■ Supplied entries
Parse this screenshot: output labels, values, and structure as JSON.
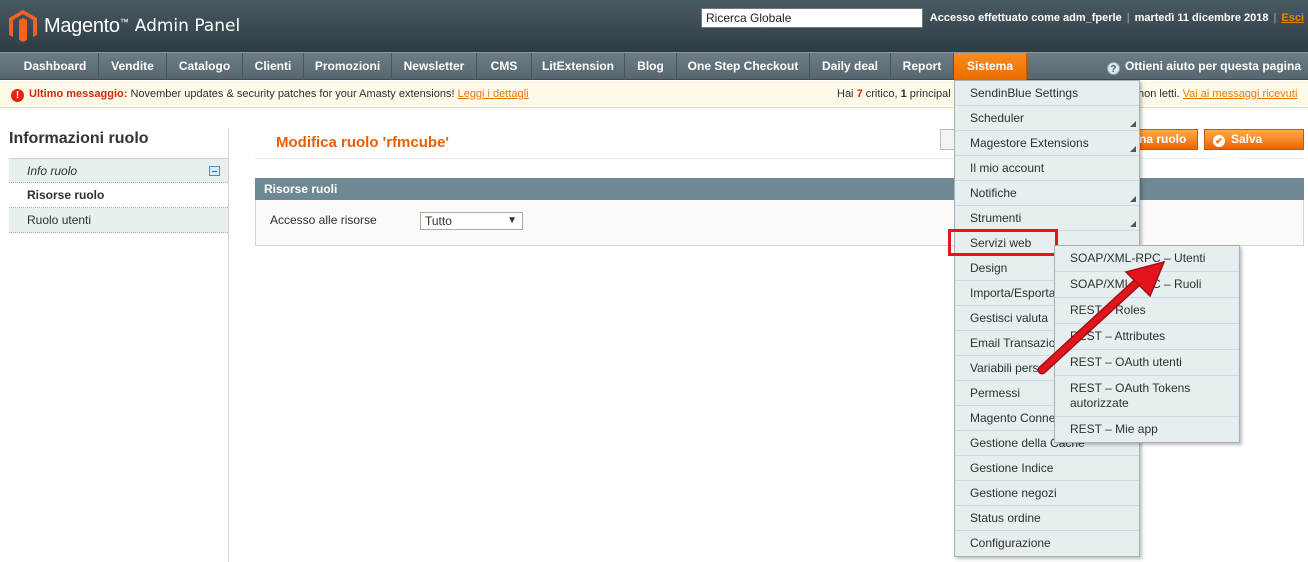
{
  "header": {
    "brand": "Magento",
    "brand_tm": "™",
    "subtitle": "Admin Panel",
    "search_value": "Ricerca Globale",
    "logged_in": "Accesso effettuato come adm_fperle",
    "date": "martedì 11 dicembre 2018",
    "logout": "Esci"
  },
  "nav": {
    "items": [
      "Dashboard",
      "Vendite",
      "Catalogo",
      "Clienti",
      "Promozioni",
      "Newsletter",
      "CMS",
      "LitExtension",
      "Blog",
      "One Step Checkout",
      "Daily deal",
      "Report",
      "Sistema"
    ],
    "help": "Ottieni aiuto per questa pagina"
  },
  "message": {
    "label": "Ultimo messaggio:",
    "text": "November updates & security patches for your Amasty extensions!",
    "link": "Leggi i dettagli",
    "right_prefix": "Hai ",
    "critical_count": "7",
    "critical_label": " critico, ",
    "major_count": "1",
    "major_label": " principal",
    "right_rest": "non letti.",
    "right_link": "Vai ai messaggi ricevuti"
  },
  "sidebar": {
    "title": "Informazioni ruolo",
    "tabs": [
      "Info ruolo",
      "Risorse ruolo",
      "Ruolo utenti"
    ]
  },
  "main": {
    "title": "Modifica ruolo 'rfmcube'",
    "delete_partial": "na ruolo",
    "save": "Salva ruolo",
    "fieldset_title": "Risorse ruoli",
    "field_label": "Accesso alle risorse",
    "field_value": "Tutto"
  },
  "system_menu": {
    "items": [
      {
        "label": "SendinBlue Settings",
        "sub": false
      },
      {
        "label": "Scheduler",
        "sub": true
      },
      {
        "label": "Magestore Extensions",
        "sub": true
      },
      {
        "label": "Il mio account",
        "sub": false
      },
      {
        "label": "Notifiche",
        "sub": true
      },
      {
        "label": "Strumenti",
        "sub": true
      },
      {
        "label": "Servizi web",
        "sub": true
      },
      {
        "label": "Design",
        "sub": false
      },
      {
        "label": "Importa/Esporta",
        "sub": false
      },
      {
        "label": "Gestisci valuta",
        "sub": false
      },
      {
        "label": "Email Transazio",
        "sub": false
      },
      {
        "label": "Variabili pers",
        "sub": false
      },
      {
        "label": "Permessi",
        "sub": false
      },
      {
        "label": "Magento Conne",
        "sub": false
      },
      {
        "label": "Gestione della Cache",
        "sub": false
      },
      {
        "label": "Gestione Indice",
        "sub": false
      },
      {
        "label": "Gestione negozi",
        "sub": false
      },
      {
        "label": "Status ordine",
        "sub": false
      },
      {
        "label": "Configurazione",
        "sub": false
      }
    ]
  },
  "webservices_submenu": {
    "items": [
      "SOAP/XML-RPC – Utenti",
      "SOAP/XML-RPC – Ruoli",
      "REST – Roles",
      "REST – Attributes",
      "REST – OAuth utenti",
      "REST – OAuth Tokens autorizzate",
      "REST – Mie app"
    ]
  },
  "colors": {
    "accent": "#eb5e00",
    "highlight": "#e3141c"
  }
}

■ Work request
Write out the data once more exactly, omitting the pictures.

■ Answer area
Parse this screenshot: output labels, values, and structure as JSON.
{
  "header": {
    "brand": "Magento",
    "brand_tm": "™",
    "subtitle": "Admin Panel",
    "search_value": "Ricerca Globale",
    "logged_in": "Accesso effettuato come adm_fperle",
    "date": "martedì 11 dicembre 2018",
    "logout": "Esci"
  },
  "nav": {
    "items": [
      "Dashboard",
      "Vendite",
      "Catalogo",
      "Clienti",
      "Promozioni",
      "Newsletter",
      "CMS",
      "LitExtension",
      "Blog",
      "One Step Checkout",
      "Daily deal",
      "Report",
      "Sistema"
    ],
    "help": "Ottieni aiuto per questa pagina"
  },
  "message": {
    "label": "Ultimo messaggio:",
    "text": "November updates & security patches for your Amasty extensions!",
    "link": "Leggi i dettagli",
    "right_prefix": "Hai ",
    "critical_count": "7",
    "critical_label": " critico, ",
    "major_count": "1",
    "major_label": " principal",
    "right_rest": "non letti.",
    "right_link": "Vai ai messaggi ricevuti"
  },
  "sidebar": {
    "title": "Informazioni ruolo",
    "tabs": [
      "Info ruolo",
      "Risorse ruolo",
      "Ruolo utenti"
    ]
  },
  "main": {
    "title": "Modifica ruolo 'rfmcube'",
    "delete_partial": "na ruolo",
    "save": "Salva ruolo",
    "fieldset_title": "Risorse ruoli",
    "field_label": "Accesso alle risorse",
    "field_value": "Tutto"
  },
  "system_menu": {
    "items": [
      {
        "label": "SendinBlue Settings",
        "sub": false
      },
      {
        "label": "Scheduler",
        "sub": true
      },
      {
        "label": "Magestore Extensions",
        "sub": true
      },
      {
        "label": "Il mio account",
        "sub": false
      },
      {
        "label": "Notifiche",
        "sub": true
      },
      {
        "label": "Strumenti",
        "sub": true
      },
      {
        "label": "Servizi web",
        "sub": true
      },
      {
        "label": "Design",
        "sub": false
      },
      {
        "label": "Importa/Esporta",
        "sub": false
      },
      {
        "label": "Gestisci valuta",
        "sub": false
      },
      {
        "label": "Email Transazio",
        "sub": false
      },
      {
        "label": "Variabili pers",
        "sub": false
      },
      {
        "label": "Permessi",
        "sub": false
      },
      {
        "label": "Magento Conne",
        "sub": false
      },
      {
        "label": "Gestione della Cache",
        "sub": false
      },
      {
        "label": "Gestione Indice",
        "sub": false
      },
      {
        "label": "Gestione negozi",
        "sub": false
      },
      {
        "label": "Status ordine",
        "sub": false
      },
      {
        "label": "Configurazione",
        "sub": false
      }
    ]
  },
  "webservices_submenu": {
    "items": [
      "SOAP/XML-RPC – Utenti",
      "SOAP/XML-RPC – Ruoli",
      "REST – Roles",
      "REST – Attributes",
      "REST – OAuth utenti",
      "REST – OAuth Tokens autorizzate",
      "REST – Mie app"
    ]
  },
  "colors": {
    "accent": "#eb5e00",
    "highlight": "#e3141c"
  }
}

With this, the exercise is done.